(TASK OBJECTIVE)
Every record that follows must be returned word for word.
* * *
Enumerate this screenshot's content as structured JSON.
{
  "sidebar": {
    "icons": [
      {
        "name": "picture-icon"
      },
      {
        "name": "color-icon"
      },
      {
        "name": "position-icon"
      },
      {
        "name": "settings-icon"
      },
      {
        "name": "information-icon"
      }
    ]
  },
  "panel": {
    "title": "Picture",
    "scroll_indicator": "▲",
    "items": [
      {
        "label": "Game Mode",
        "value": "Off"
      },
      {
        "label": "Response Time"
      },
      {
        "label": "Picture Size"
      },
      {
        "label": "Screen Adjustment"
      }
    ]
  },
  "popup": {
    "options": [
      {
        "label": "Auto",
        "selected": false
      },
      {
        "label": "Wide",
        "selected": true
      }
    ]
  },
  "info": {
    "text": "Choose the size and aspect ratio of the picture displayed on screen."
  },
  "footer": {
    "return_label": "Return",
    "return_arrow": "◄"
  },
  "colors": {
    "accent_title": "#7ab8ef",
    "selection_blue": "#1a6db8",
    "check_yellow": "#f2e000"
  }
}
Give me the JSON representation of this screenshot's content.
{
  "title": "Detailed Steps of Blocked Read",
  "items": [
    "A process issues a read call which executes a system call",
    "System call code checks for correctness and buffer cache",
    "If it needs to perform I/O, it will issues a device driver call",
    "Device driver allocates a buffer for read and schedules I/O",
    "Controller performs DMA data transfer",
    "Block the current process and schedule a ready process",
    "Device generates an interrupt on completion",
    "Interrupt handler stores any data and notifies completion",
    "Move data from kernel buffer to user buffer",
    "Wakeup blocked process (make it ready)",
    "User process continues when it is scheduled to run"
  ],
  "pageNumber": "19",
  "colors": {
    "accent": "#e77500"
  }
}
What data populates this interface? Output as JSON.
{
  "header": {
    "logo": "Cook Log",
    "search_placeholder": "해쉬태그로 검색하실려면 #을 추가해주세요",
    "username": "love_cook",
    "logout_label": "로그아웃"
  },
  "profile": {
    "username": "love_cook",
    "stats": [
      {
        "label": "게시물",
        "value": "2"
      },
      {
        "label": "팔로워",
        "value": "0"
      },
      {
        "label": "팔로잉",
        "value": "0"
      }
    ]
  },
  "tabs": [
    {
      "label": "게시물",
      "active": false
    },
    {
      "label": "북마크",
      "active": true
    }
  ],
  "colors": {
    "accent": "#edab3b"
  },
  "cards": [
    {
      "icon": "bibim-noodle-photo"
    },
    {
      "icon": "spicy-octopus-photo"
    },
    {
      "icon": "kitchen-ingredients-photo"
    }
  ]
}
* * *
(TASK OUTPUT)
Enumerate this screenshot's content as structured JSON.
{
  "sidebar": {
    "icons": [
      {
        "name": "picture-icon"
      },
      {
        "name": "color-icon"
      },
      {
        "name": "position-icon"
      },
      {
        "name": "settings-icon"
      },
      {
        "name": "information-icon"
      }
    ]
  },
  "panel": {
    "title": "Picture",
    "scroll_indicator": "▲",
    "items": [
      {
        "label": "Game Mode",
        "value": "Off"
      },
      {
        "label": "Response Time"
      },
      {
        "label": "Picture Size"
      },
      {
        "label": "Screen Adjustment"
      }
    ]
  },
  "popup": {
    "options": [
      {
        "label": "Auto",
        "selected": false
      },
      {
        "label": "Wide",
        "selected": true
      }
    ]
  },
  "info": {
    "text": "Choose the size and aspect ratio of the picture displayed on screen."
  },
  "footer": {
    "return_label": "Return",
    "return_arrow": "◄"
  },
  "colors": {
    "accent_title": "#7ab8ef",
    "selection_blue": "#1a6db8",
    "check_yellow": "#f2e000"
  }
}
Give me the JSON representation of this screenshot's content.
{
  "title": "Detailed Steps of Blocked Read",
  "items": [
    "A process issues a read call which executes a system call",
    "System call code checks for correctness and buffer cache",
    "If it needs to perform I/O, it will issues a device driver call",
    "Device driver allocates a buffer for read and schedules I/O",
    "Controller performs DMA data transfer",
    "Block the current process and schedule a ready process",
    "Device generates an interrupt on completion",
    "Interrupt handler stores any data and notifies completion",
    "Move data from kernel buffer to user buffer",
    "Wakeup blocked process (make it ready)",
    "User process continues when it is scheduled to run"
  ],
  "pageNumber": "19",
  "colors": {
    "accent": "#e77500"
  }
}
What data populates this interface? Output as JSON.
{
  "header": {
    "logo": "Cook Log",
    "search_placeholder": "해쉬태그로 검색하실려면 #을 추가해주세요",
    "username": "love_cook",
    "logout_label": "로그아웃"
  },
  "profile": {
    "username": "love_cook",
    "stats": [
      {
        "label": "게시물",
        "value": "2"
      },
      {
        "label": "팔로워",
        "value": "0"
      },
      {
        "label": "팔로잉",
        "value": "0"
      }
    ]
  },
  "tabs": [
    {
      "label": "게시물",
      "active": false
    },
    {
      "label": "북마크",
      "active": true
    }
  ],
  "colors": {
    "accent": "#edab3b"
  },
  "cards": [
    {
      "icon": "bibim-noodle-photo"
    },
    {
      "icon": "spicy-octopus-photo"
    },
    {
      "icon": "kitchen-ingredients-photo"
    }
  ]
}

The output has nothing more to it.